This post was written by Aimee, a wonderful mom (and great friend) who has agreed to share her incredible perspective with us.

aimee

How to Support and Deal with Disappointment in Motherhood

I once believed that children need plenty of opportunity to experience disappointment. It seemed like an important element in gaining healthy perspective and maturity. Of course, I also believed that I would be an amazing parent and that my children would would be great listeners and very respectful.
Eventually I had children of my own and discovered just how hard it is to raise little humans. Watching my kids develop an expectation and then seeing it dashed can be particularly lethal to this momma heart, especially if I can’t come through for them.

I find myself in an all too familiar position in those moments wondering if this value is really worth the hard work. Thoughts like, “what are my priorities again?” and “I am not in the mood to deal with this” can threaten an opportunity for learning and growth (for all of us!).

Disappointment is a common emotion during childhood. Children naturally experience it as we learn that the world around them does not bend and adapt to their will as often as they would like. Disappointment can also develop as children experience accountability for their behavior.

As a parent, it’s important to me that I not shy away from or immediately relieve my child. I want to help them process their disappointment so that they experience growth, understanding and maturity.
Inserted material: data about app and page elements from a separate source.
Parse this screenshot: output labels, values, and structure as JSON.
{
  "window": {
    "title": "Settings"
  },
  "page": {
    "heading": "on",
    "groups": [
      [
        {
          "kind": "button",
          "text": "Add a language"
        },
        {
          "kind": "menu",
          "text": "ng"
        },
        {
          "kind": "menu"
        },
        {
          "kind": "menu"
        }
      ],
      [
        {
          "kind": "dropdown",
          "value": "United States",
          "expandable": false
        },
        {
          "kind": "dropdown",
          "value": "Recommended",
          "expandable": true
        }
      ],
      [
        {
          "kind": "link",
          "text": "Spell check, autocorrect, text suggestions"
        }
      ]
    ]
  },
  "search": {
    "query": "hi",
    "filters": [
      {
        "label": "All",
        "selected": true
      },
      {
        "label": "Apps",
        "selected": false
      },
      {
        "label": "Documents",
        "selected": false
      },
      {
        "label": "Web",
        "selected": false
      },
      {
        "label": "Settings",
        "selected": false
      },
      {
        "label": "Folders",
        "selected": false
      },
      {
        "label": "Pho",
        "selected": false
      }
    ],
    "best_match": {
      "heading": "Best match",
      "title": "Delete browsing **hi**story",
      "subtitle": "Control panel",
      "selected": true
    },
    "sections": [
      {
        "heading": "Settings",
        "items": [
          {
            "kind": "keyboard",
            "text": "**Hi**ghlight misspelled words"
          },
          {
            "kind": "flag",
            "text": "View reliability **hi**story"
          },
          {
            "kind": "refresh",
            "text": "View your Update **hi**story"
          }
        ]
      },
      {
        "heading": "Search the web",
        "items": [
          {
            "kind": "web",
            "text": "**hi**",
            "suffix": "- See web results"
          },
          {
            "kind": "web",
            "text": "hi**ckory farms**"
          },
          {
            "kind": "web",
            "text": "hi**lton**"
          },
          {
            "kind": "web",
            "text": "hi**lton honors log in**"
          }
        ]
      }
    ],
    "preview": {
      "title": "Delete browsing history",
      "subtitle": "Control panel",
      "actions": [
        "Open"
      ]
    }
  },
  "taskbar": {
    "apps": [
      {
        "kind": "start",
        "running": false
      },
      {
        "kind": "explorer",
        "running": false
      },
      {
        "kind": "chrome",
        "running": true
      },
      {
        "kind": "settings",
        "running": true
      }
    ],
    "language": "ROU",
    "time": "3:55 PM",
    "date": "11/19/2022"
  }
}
Processing disappointment is great for their psychological health.

Ways to Help Kids Process Disappointment are;

1) Allow kids to express their feelings by letting you and themselves know what they feel. I always encourage my kids that they can tell me anything they are feeling as long as they do it in a respectful manner. Don’t ever skip this step because the next one will be the hard part for kids and learning opportunities often need to be an open forum.

2) Help them gain perspective. This means thinking beyond feelings and now considering the facts. Kids need lots of help with this and will often NOT appreciate what we have to share with them. Don’t give up! Stick to your parenting guns and share honestly with your kids. In time, they will learn to walk themselves through this process as it becomes a habit and you will get to take a much needed break.

3) Help them examine themselves – what caused the disappointment in the first place and do personal values need to be readjusted. This is a more mature concept and should be gently encouraged as kids show the ability. Keep in mind that it will be more effective if this comes from the kids and could feel like criticism if the child is doing mostly receiving on this step.

The Reality

The nuts and bolts of overcoming disappointment with children are often gritty at best. I have a seven year old that I have been working with on this very subject since he was little. His capacity for understanding reality has quite a bit of room for growth, even for a seven year old. He couldn’t be any sweeter of a kid but even tonight was tough. He decided that I should give him a third helping of dinner even though he was already in bed for the night. I prepared myself for the fallout. We are mostly past the screaming stage these days and on to the more sophisticated, “I will wear you down slowly over the next two hours” stage. His negotiating skills are scary good. I have prepared myself for a longer evening because negotiating and discovering that he isn’t going to get his way is part of his process.

For a number of years we were stuck somewhere between steps one and two. My son is a natural at expressing his feelings and eventually I had to give him a time limit so that we could continue the lesson. Not all kids are ready to gain perspective and examine themselves. As their mom, I pay attention to what is sinking in and what is still floating somewhere over their heads. I offer my son age appropriate facts knowing that he is growing and occasionally I see some things clicking. As for step three, I will leave that for them to explore on their own initially. If I begin to see a pattern in their behavior that consistently causes disappointment, I might make a suggestion.

Through the craziness of parenting,

I am slowly learning that my perfection as a parent is not the way to raise healthy kids.

Providing them with a safe place to experience, like only a kid can, and process their disappointment is crucial. Seeing meltdowns as opportunity positions me to train them for what life will bring their way. The practice of processing disappointment is so much more important than doing it right every time.

Aimee is a mom who is now showing others the benefits of using natural oils to deal with the daily realities of motherhood. To learn more about those oils and the benefits of them you can find her on Instagram and her website.